* TASK GOAL:
Check every line in the records below for the word "disc" and report how many have it, nothing more.

* DATASET RECORDS:
= = =

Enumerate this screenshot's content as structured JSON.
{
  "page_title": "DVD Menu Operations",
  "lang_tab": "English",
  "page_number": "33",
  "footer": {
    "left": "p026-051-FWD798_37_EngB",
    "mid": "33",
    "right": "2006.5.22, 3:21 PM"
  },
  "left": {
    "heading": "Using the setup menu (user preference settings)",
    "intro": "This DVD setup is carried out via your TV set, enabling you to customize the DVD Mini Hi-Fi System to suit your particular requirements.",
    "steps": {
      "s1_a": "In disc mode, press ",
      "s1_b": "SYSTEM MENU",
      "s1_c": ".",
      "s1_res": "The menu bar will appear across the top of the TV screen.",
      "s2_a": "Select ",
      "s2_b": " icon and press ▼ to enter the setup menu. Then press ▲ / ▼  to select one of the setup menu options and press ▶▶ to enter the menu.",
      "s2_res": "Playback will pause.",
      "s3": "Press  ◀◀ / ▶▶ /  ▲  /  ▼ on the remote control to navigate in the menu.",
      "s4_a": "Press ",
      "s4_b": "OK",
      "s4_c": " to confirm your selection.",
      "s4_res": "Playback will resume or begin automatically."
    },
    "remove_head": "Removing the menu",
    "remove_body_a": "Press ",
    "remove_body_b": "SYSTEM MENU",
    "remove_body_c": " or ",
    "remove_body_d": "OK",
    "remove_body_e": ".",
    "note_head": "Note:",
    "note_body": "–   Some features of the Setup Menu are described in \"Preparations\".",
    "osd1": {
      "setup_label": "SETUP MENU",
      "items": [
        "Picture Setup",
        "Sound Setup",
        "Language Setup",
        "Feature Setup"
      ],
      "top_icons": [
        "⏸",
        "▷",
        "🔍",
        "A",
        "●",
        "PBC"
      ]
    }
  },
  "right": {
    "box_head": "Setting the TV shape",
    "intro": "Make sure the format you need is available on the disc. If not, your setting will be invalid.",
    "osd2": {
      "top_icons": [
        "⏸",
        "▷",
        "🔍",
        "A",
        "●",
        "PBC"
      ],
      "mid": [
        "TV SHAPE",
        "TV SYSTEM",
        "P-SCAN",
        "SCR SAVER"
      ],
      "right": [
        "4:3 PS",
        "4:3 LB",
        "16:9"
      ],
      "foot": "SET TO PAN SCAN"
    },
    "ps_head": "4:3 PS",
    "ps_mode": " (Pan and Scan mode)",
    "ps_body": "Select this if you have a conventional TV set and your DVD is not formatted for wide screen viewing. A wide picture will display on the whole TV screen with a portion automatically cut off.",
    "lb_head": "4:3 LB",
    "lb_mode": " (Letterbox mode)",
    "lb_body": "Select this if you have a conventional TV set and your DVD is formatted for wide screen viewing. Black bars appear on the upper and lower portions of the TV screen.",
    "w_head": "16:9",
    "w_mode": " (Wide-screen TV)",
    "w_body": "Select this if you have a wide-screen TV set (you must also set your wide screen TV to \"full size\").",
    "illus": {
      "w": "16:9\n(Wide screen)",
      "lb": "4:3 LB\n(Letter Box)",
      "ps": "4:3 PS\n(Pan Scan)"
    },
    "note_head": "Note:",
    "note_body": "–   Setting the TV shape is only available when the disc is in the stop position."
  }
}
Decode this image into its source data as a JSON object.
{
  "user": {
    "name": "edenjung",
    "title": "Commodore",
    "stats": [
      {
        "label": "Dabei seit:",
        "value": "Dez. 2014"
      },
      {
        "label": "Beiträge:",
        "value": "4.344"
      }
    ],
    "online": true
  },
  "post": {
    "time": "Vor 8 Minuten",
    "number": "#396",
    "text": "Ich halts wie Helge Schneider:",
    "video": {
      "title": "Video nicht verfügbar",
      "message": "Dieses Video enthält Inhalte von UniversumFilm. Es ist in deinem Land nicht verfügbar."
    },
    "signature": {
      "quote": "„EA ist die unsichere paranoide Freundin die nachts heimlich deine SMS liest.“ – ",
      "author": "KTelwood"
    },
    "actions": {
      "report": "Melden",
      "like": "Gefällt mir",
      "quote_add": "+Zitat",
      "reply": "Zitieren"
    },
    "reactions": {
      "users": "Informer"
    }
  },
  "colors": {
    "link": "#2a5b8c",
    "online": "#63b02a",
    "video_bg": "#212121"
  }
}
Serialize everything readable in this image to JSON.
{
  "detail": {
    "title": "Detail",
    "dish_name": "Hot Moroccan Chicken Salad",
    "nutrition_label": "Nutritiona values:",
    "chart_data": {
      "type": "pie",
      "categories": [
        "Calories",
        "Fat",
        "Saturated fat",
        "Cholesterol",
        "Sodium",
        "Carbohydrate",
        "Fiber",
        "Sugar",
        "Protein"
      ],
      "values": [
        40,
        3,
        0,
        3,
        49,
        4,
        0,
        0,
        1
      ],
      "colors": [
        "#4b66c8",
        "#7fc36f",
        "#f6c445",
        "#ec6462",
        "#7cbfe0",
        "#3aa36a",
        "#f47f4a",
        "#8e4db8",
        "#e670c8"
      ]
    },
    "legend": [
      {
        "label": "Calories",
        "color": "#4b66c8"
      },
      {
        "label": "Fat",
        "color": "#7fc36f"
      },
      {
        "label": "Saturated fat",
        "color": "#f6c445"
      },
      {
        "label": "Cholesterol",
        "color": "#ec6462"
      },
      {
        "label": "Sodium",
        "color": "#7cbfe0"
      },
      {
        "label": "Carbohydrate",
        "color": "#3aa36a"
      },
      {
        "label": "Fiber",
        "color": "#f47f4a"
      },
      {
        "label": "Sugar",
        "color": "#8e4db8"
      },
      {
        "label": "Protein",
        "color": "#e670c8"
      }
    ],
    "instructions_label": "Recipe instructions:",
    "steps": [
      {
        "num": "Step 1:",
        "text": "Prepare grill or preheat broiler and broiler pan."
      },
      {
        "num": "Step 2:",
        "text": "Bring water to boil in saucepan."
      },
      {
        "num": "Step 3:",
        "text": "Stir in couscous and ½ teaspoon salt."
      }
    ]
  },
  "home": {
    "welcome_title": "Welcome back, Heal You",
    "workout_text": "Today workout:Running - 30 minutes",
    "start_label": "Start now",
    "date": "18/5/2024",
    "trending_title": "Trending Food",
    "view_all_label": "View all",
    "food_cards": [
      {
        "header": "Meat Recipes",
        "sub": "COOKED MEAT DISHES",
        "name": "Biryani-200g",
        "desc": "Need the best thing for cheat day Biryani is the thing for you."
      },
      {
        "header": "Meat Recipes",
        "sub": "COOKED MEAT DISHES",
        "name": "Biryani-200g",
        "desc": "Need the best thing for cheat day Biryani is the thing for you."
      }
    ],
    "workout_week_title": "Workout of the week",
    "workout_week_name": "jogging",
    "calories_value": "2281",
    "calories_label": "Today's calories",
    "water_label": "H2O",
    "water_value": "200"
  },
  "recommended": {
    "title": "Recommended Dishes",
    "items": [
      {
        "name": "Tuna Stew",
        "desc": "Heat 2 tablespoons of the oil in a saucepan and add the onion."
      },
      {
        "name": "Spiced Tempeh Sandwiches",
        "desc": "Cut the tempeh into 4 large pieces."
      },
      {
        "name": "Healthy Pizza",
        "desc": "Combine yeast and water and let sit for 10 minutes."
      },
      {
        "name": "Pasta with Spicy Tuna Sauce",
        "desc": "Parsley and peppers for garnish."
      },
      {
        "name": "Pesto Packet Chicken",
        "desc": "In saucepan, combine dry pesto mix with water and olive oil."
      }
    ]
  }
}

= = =

* FINISHED EXERCISE:
3